|Downpayment||10% of cost||10% of cost||15% of cost||4 years prior saving||5 years prior saving||6 years prior saving|
|Term||25 years plus 3 years grace||25 years plus 3 years grace||20 years plus 1 year grace||15 years||15 years||15 years|
|Maximum loan amount||90% of cost to maximum of 130 times SMIG||90% of cost to maximum of 170 times SMIG||90% of cost to maximum of 210 times SMIG||TD 53,000||TD 67,000||TD 83,000|
Housing supply on the rise; construction costs are low

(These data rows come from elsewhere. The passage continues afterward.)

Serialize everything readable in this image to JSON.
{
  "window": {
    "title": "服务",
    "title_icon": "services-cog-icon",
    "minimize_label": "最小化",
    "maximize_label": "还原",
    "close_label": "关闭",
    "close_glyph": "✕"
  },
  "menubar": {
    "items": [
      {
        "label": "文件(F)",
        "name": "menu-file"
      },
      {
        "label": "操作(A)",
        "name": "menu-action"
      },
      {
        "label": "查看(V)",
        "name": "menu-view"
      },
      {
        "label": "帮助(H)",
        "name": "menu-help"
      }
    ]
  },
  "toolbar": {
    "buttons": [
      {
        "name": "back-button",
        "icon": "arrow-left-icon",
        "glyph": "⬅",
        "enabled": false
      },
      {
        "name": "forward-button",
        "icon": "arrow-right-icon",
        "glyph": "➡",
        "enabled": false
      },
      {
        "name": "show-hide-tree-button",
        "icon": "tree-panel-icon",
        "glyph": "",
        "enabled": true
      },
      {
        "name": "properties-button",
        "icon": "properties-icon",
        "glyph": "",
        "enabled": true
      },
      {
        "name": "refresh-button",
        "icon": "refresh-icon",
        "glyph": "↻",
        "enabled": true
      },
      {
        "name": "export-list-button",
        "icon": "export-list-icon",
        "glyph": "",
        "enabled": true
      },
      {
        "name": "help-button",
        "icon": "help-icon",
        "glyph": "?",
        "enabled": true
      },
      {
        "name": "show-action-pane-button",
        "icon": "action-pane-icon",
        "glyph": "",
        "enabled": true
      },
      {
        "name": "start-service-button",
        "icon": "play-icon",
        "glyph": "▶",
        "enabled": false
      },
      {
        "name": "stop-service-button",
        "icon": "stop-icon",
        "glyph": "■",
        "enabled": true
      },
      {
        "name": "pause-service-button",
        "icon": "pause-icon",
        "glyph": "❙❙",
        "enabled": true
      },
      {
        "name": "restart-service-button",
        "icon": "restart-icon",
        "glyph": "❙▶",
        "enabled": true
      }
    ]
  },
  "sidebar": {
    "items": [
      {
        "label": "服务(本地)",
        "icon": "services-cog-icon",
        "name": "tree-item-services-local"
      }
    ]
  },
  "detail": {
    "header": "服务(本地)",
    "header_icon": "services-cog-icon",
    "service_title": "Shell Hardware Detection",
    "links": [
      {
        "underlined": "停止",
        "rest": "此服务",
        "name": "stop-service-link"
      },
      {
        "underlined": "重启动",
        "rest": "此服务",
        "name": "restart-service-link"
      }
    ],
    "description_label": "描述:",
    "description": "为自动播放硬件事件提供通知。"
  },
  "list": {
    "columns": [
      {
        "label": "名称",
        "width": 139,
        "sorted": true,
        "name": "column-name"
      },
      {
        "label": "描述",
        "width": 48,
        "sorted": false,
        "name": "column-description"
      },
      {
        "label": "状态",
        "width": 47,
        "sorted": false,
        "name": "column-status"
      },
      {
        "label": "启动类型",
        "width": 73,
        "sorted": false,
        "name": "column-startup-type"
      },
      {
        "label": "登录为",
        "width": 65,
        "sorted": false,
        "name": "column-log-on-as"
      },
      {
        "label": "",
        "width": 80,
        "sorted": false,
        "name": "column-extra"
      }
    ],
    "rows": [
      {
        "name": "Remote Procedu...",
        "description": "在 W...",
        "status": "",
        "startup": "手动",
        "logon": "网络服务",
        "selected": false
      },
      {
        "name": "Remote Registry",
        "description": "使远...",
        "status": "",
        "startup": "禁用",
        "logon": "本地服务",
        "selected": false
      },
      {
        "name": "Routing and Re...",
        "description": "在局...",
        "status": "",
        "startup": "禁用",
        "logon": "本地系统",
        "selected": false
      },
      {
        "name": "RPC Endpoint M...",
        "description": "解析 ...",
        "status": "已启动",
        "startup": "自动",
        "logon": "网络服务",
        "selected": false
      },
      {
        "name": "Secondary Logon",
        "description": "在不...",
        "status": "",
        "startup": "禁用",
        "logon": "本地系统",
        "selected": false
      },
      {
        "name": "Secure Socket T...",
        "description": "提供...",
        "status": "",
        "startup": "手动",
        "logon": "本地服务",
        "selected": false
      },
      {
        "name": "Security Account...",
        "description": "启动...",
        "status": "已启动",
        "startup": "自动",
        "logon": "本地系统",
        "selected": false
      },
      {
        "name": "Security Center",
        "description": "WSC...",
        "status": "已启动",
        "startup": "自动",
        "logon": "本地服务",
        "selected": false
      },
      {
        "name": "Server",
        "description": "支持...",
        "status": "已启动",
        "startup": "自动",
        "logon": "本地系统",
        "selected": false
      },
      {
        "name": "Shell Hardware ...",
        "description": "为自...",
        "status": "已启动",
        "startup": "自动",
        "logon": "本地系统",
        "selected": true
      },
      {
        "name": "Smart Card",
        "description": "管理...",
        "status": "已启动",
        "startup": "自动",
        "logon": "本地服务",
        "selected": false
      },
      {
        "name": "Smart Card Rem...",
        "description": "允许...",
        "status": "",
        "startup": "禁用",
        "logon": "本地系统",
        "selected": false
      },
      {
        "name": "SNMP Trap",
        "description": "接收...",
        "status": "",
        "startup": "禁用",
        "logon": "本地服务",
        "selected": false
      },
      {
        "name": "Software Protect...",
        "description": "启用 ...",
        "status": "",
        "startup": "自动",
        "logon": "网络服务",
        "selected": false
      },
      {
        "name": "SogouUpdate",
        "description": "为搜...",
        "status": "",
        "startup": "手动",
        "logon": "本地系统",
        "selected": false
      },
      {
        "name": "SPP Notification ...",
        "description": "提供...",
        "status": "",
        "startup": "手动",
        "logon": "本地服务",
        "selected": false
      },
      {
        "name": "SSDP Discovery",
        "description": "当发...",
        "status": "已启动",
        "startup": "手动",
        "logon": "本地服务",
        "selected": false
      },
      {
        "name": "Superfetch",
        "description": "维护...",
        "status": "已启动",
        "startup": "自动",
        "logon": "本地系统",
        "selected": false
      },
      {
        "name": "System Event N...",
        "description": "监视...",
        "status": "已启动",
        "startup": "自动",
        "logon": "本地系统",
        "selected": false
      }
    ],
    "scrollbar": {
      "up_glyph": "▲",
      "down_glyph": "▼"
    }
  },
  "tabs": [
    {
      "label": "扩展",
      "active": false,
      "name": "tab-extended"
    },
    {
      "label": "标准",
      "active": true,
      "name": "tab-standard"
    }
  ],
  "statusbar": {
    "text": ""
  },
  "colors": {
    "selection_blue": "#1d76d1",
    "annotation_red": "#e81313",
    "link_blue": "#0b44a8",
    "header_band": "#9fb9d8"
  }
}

Tunisia is one of the few African countries with a well developed construction industry. According to UN-HABITAT, Tunisia produces majority of its own housing construction materials, exporting to neighboring European countries like France and Italy. Tunisia’s construction costs are 50% less than that of United Kingdom, according to EC Harris 2012 Research.
The 2014 Census and Housing Survey released in September recorded a housing stock of 3,289,903 units, an increase of 789,103 units since the last census in 2004. This exceeds the number of households which was recorded at 2,712,976.
A total of 45,846 building permits were issued in 2013. Of the formal units, about 80% are built by individual households, 2% by public developers and 18% by registered developers, catering to middle to high income groups.
Housing construction is almost exclusively carried out by Tunisian contractors, according to UN-HABITAT. Foreign construction firms in Tunisia mainly focus on large projects.
- Tunisia's recent peaceful elections will reassure buyers - January 25, 2015
- Tunisia's emerging property boom - September 16, 2008